Incensed by Balearic piracy,
Rome sent an expedition led by the Roman consul Quintus Cecilius Metelus to teach the Islanders the error of
their ways. Well aware of the fame of the Mallorcan slingers in battle, the Consul took the precaution of
covering the outside of his vessels with leather. This deadened the force of the stones hurled by the slingers
and victory followed although it had taken two years to achieve, such was the ferocity and marksmanship of the Island defenders.
Two thousand Romans were left on the Island and subsequently 3,000 colonists joined them
and spread through the Island or settled around the Almudaina Palace -the first part of the city to be walled-
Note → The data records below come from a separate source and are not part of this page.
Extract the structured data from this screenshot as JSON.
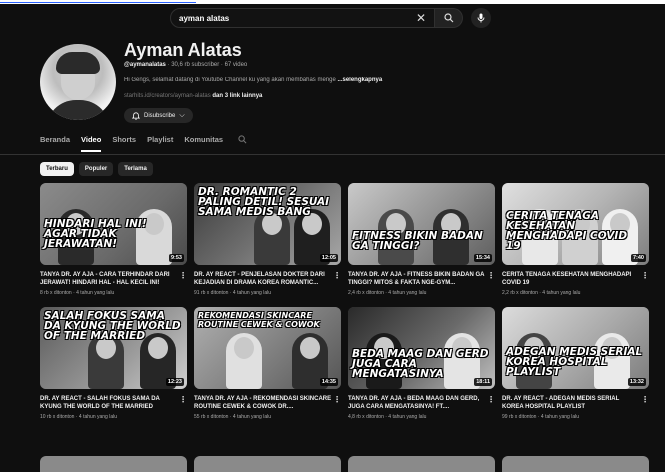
{
  "search": {
    "value": "ayman alatas",
    "placeholder": ""
  },
  "channel": {
    "name": "Ayman Alatas",
    "handle": "@aymanalatas",
    "stats": "· 30,6 rb subscriber · 67 video",
    "description": "Hi Gengs, selamat datang di Youtube Channel ku yang akan membahas menge",
    "description_more": "...selengkapnya",
    "link": "starhits.id/creators/ayman-alatas",
    "link_more": "dan 3 link lainnya",
    "subscribe_label": "Disubscribe"
  },
  "tabs": [
    "Beranda",
    "Video",
    "Shorts",
    "Playlist",
    "Komunitas"
  ],
  "chips": [
    "Terbaru",
    "Populer",
    "Terlama"
  ],
  "videos": [
    {
      "title": "TANYA DR. AY AJA - CARA TERHINDAR DARI JERAWAT! HINDARI HAL - HAL KECIL INI!",
      "meta": "8 rb x ditonton · 4 tahun yang lalu",
      "duration": "9:53",
      "headline": "HINDARI HAL INI! AGAR TIDAK JERAWATAN!"
    },
    {
      "title": "DR. AY REACT - PENJELASAN DOKTER DARI KEJADIAN DI DRAMA KOREA ROMANTIC...",
      "meta": "91 rb x ditonton · 4 tahun yang lalu",
      "duration": "12:05",
      "headline": "DR. ROMANTIC 2 PALING DETIL! SESUAI SAMA MEDIS BANG"
    },
    {
      "title": "TANYA DR. AY AJA - FITNESS BIKIN BADAN GA TINGGI? MITOS & FAKTA NGE-GYM...",
      "meta": "2,4 rb x ditonton · 4 tahun yang lalu",
      "duration": "15:34",
      "headline": "FITNESS BIKIN BADAN GA TINGGI?"
    },
    {
      "title": "CERITA TENAGA KESEHATAN MENGHADAPI COVID 19",
      "meta": "2,2 rb x ditonton · 4 tahun yang lalu",
      "duration": "7:40",
      "headline": "CERITA TENAGA KESEHATAN MENGHADAPI COVID 19"
    },
    {
      "title": "DR. AY REACT - SALAH FOKUS SAMA DA KYUNG THE WORLD OF THE MARRIED",
      "meta": "10 rb x ditonton · 4 tahun yang lalu",
      "duration": "12:23",
      "headline": "SALAH FOKUS SAMA DA KYUNG THE WORLD OF THE MARRIED"
    },
    {
      "title": "TANYA DR. AY AJA - REKOMENDASI SKINCARE ROUTINE CEWEK & COWOK DR....",
      "meta": "55 rb x ditonton · 4 tahun yang lalu",
      "duration": "14:35",
      "headline": "REKOMENDASI SKINCARE ROUTINE CEWEK & COWOK"
    },
    {
      "title": "TANYA DR. AY AJA - BEDA MAAG DAN GERD, JUGA CARA MENGATASINYA! FT....",
      "meta": "4,8 rb x ditonton · 4 tahun yang lalu",
      "duration": "18:11",
      "headline": "BEDA MAAG DAN GERD JUGA CARA MENGATASINYA"
    },
    {
      "title": "DR. AY REACT - ADEGAN MEDIS SERIAL KOREA HOSPITAL PLAYLIST",
      "meta": "99 rb x ditonton · 4 tahun yang lalu",
      "duration": "13:32",
      "headline": "ADEGAN MEDIS SERIAL KOREA HOSPITAL PLAYLIST"
    }
  ]
}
and Pollentia in the northeast, the site of a Phoenician settlement. Pollentia was the port for Roman cities to
the northwest Mediterranean, Palmeria the port used for trading with Carthage and the remainder of Africa. The
Palma-Pollentia road follows the ancient Roman way very closely, although the site of Tuccis, known to be a
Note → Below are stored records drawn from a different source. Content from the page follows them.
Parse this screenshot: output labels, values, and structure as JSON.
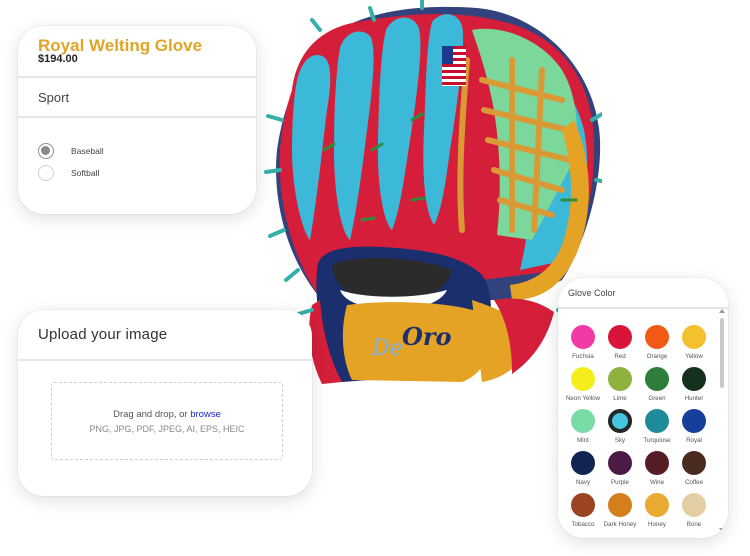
{
  "product": {
    "title": "Royal Welting Glove",
    "price": "$194.00",
    "section_label": "Sport",
    "options": [
      {
        "label": "Baseball",
        "selected": true
      },
      {
        "label": "Softball",
        "selected": false
      }
    ]
  },
  "upload": {
    "title": "Upload your image",
    "drop_text": "Drag and drop, or",
    "browse_text": "browse",
    "formats": "PNG, JPG, PDF, JPEG, AI, EPS, HEIC"
  },
  "glove_color": {
    "title": "Glove Color",
    "selected": "Sky",
    "swatches": [
      {
        "name": "Fuchsia",
        "color": "#f23aa6"
      },
      {
        "name": "Red",
        "color": "#d8143a"
      },
      {
        "name": "Orange",
        "color": "#f25a16"
      },
      {
        "name": "Yellow",
        "color": "#f5c02e"
      },
      {
        "name": "Neon Yellow",
        "color": "#f6ee1c"
      },
      {
        "name": "Lime",
        "color": "#8db33e"
      },
      {
        "name": "Green",
        "color": "#2f7d3b"
      },
      {
        "name": "Hunter",
        "color": "#15301c"
      },
      {
        "name": "Mint",
        "color": "#79dba6"
      },
      {
        "name": "Sky",
        "color": "#45c6de"
      },
      {
        "name": "Turquiose",
        "color": "#208b98"
      },
      {
        "name": "Royal",
        "color": "#173e9b"
      },
      {
        "name": "Navy",
        "color": "#122451"
      },
      {
        "name": "Purple",
        "color": "#4b1a45"
      },
      {
        "name": "Wine",
        "color": "#561d26"
      },
      {
        "name": "Coffee",
        "color": "#4a2b20"
      },
      {
        "name": "Tobacco",
        "color": "#9b4422"
      },
      {
        "name": "Dark Honey",
        "color": "#d47f1c"
      },
      {
        "name": "Honey",
        "color": "#e9aa33"
      },
      {
        "name": "Bone",
        "color": "#e4cfa4"
      }
    ]
  },
  "glove_preview": {
    "logo_text_1": "De",
    "logo_text_2": "Oro",
    "colors": {
      "red": "#d51f3a",
      "sky": "#3cb8d8",
      "mint": "#7cd79b",
      "gold": "#e5a325",
      "navy": "#1b2e6e",
      "lace": "#d99a36"
    }
  }
}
staging post, has still not been identified.
Palmeria itself was a Roman camp, founded on the remains of a talayot settlement. Its strategic location
brought increased trade and prosperity to the Island. New farming methods introduced by the Romans led to the
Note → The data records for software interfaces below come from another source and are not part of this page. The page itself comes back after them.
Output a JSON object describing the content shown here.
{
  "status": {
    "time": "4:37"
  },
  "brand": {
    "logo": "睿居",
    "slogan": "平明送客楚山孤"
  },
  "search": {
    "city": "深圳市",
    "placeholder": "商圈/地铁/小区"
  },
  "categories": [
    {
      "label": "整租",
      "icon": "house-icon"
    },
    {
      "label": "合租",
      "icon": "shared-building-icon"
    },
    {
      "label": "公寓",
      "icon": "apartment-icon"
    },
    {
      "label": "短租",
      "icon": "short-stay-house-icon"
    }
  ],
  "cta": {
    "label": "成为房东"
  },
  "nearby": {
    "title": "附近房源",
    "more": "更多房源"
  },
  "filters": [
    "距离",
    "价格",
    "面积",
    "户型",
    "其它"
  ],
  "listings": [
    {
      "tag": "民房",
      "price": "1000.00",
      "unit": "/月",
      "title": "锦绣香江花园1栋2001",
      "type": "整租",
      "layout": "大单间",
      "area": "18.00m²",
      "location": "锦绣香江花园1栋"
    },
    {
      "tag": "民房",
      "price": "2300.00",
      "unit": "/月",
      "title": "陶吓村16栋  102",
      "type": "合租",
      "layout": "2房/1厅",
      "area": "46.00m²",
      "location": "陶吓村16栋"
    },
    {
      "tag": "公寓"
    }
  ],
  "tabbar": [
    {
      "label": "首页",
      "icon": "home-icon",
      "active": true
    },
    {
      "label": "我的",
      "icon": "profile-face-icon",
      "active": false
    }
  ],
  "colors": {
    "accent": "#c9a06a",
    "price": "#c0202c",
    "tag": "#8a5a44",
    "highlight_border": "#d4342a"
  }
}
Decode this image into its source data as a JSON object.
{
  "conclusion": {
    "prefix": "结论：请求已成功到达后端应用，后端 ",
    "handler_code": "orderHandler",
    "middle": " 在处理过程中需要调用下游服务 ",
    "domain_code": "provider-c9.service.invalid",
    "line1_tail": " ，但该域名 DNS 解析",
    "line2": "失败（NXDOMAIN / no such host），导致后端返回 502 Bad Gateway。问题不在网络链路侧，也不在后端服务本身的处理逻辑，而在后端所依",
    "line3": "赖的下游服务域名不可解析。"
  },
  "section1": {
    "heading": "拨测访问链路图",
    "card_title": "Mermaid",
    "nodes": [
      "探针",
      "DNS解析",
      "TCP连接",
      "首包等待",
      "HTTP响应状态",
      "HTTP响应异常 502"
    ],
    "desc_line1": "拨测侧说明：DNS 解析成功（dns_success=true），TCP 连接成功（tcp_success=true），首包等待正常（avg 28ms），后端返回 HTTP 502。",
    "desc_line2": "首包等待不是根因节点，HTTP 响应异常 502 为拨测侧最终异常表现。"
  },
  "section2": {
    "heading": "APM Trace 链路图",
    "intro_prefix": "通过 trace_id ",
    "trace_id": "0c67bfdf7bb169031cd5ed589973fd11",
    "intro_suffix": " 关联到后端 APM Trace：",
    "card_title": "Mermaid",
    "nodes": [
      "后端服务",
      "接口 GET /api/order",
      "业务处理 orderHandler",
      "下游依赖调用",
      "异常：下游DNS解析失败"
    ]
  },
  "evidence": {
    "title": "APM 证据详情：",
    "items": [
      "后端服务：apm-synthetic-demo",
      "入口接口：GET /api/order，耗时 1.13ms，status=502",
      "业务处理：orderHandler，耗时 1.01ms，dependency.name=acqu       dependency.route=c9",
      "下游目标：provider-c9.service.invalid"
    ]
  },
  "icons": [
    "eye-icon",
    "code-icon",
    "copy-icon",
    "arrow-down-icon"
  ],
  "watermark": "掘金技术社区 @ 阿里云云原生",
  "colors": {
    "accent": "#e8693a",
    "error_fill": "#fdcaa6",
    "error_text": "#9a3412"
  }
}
production of wheat and wine. Olive trees were imported and the salt production flourished.